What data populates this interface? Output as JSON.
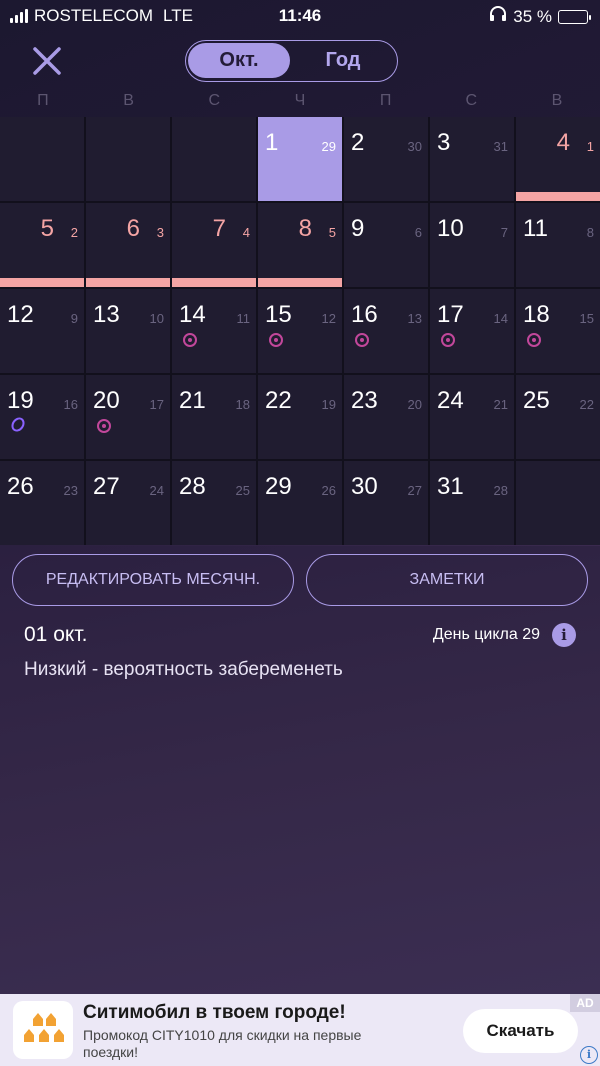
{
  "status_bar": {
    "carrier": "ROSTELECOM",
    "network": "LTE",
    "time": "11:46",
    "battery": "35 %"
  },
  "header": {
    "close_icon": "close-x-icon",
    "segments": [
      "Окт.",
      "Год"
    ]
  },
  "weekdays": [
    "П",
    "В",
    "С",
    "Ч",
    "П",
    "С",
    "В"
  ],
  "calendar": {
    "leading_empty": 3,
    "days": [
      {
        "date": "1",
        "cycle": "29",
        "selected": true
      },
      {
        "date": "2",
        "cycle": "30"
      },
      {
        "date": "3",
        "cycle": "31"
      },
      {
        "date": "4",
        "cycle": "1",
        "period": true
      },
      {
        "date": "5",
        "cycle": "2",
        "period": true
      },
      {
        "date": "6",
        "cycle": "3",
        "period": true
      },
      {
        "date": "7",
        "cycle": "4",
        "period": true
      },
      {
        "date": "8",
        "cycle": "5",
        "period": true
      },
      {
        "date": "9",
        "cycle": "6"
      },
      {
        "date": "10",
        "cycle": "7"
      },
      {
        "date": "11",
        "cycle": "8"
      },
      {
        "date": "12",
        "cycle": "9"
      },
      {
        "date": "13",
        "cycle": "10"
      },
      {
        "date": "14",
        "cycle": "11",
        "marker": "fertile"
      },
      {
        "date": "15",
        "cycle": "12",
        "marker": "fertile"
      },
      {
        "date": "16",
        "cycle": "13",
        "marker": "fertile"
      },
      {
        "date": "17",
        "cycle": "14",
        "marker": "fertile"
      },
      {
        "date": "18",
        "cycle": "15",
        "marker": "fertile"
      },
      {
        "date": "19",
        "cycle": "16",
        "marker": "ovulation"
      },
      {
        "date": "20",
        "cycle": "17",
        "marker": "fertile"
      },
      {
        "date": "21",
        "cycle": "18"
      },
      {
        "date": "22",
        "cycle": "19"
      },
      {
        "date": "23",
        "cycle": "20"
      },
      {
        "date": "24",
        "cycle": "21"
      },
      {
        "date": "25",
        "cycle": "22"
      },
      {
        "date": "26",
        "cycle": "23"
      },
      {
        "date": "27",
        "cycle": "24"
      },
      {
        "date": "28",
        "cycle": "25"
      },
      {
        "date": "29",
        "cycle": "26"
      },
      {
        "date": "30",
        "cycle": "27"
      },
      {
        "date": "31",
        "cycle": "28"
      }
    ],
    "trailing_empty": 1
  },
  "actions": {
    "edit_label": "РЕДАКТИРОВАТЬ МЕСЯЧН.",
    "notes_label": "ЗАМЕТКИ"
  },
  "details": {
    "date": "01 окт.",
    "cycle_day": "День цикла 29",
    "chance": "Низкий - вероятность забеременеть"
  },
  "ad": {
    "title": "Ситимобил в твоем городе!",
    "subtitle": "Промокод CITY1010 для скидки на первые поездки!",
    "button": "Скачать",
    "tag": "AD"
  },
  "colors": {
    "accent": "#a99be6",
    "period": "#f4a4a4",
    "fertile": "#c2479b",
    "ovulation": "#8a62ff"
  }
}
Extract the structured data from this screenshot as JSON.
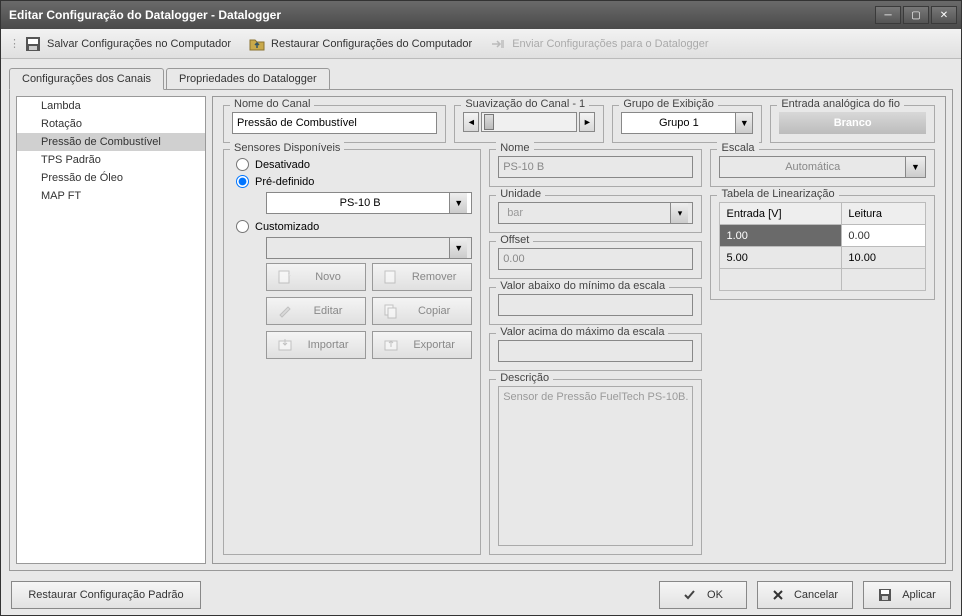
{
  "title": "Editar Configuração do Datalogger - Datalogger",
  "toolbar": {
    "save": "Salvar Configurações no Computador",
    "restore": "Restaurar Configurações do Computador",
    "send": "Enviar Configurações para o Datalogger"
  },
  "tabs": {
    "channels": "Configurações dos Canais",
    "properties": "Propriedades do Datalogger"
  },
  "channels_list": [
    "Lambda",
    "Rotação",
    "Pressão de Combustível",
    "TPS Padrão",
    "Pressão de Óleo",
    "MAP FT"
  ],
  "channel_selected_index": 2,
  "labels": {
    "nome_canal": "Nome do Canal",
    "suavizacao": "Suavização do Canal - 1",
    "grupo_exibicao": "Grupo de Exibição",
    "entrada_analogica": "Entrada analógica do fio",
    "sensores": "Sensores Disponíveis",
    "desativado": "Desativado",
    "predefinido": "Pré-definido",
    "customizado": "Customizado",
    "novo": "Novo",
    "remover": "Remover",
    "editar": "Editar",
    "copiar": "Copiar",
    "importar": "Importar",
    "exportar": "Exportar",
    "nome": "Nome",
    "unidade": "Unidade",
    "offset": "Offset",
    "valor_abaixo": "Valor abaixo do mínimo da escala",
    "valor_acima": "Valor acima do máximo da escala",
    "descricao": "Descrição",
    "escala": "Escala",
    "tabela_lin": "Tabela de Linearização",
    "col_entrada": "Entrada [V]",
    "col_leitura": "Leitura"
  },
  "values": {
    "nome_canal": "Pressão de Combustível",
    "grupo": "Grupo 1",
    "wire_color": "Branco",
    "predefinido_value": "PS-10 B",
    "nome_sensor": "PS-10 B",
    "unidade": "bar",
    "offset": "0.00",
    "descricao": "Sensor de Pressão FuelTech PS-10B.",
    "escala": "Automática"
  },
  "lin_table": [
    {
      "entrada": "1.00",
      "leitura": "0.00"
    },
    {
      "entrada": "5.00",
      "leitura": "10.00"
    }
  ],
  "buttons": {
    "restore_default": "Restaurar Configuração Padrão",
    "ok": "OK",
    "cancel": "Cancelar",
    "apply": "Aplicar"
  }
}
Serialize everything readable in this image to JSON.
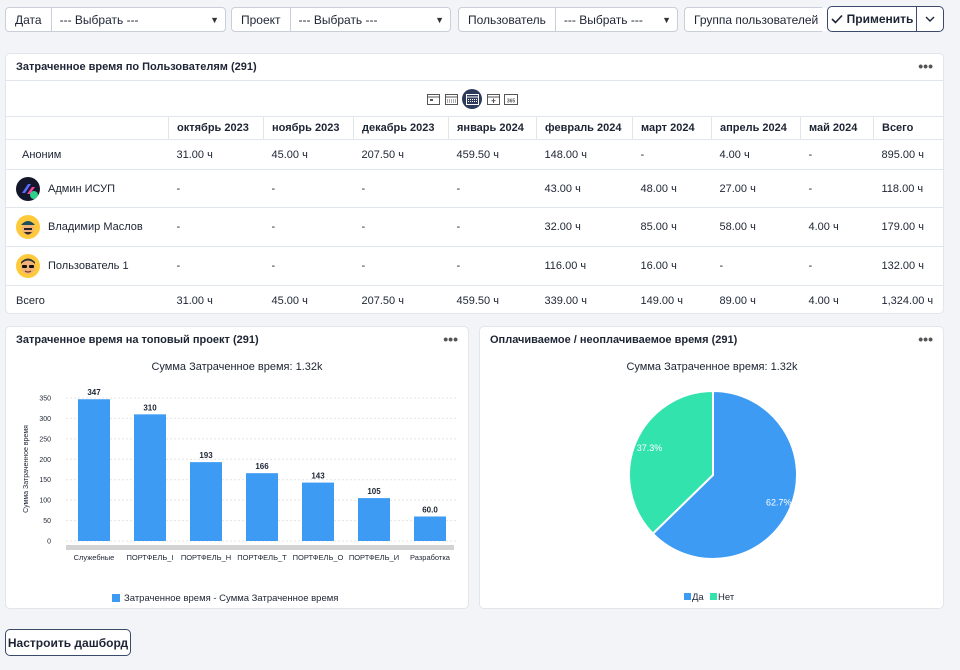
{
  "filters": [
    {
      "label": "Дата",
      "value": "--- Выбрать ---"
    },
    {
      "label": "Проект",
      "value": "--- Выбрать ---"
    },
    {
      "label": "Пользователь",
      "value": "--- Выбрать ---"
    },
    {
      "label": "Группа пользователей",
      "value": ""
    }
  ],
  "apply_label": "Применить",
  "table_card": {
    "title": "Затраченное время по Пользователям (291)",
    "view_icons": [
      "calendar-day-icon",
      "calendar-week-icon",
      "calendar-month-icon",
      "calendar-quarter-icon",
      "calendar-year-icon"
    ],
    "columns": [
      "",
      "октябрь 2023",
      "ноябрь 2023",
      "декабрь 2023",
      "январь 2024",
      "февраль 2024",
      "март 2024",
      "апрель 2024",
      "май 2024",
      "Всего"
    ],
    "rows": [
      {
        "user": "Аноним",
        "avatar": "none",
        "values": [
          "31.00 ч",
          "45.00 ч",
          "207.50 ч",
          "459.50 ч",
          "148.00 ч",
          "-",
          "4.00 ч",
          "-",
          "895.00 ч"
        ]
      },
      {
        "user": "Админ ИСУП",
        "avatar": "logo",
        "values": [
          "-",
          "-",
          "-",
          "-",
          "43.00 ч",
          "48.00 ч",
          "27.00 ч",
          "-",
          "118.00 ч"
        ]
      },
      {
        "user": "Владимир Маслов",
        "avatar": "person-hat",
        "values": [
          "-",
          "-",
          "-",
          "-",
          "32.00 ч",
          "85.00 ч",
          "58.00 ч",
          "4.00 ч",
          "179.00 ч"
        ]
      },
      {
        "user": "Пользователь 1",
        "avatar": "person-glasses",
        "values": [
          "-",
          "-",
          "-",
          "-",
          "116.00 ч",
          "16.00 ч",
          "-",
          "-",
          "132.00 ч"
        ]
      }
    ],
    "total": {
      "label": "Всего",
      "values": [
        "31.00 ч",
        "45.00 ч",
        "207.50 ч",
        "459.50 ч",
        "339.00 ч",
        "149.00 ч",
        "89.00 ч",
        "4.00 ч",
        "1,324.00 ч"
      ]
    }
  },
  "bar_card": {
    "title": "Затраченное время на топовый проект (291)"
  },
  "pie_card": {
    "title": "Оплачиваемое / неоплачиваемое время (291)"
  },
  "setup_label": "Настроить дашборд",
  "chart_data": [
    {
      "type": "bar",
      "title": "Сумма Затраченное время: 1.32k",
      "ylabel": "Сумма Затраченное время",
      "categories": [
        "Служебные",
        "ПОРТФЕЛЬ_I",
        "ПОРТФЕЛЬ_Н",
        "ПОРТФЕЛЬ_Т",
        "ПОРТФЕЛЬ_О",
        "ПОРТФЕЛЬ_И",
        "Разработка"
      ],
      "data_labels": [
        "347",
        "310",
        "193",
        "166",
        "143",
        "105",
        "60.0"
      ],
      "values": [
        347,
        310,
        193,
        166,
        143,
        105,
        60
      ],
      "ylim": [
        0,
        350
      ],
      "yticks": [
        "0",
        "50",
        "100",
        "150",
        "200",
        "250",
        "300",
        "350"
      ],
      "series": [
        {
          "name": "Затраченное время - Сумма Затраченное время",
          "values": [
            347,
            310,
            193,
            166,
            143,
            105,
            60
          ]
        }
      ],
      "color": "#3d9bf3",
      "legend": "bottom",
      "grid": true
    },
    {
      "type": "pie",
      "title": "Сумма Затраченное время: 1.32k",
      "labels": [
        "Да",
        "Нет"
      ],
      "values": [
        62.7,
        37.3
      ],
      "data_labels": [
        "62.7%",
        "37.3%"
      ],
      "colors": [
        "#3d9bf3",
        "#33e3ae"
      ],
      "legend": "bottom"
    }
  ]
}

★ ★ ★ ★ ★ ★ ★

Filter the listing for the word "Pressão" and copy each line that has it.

    "Pressão de Combustível",
    "Pressão de Óleo",
    "nome_canal": "Pressão de Combustível",
    "descricao": "Sensor de Pressão FuelTech PS-10B.",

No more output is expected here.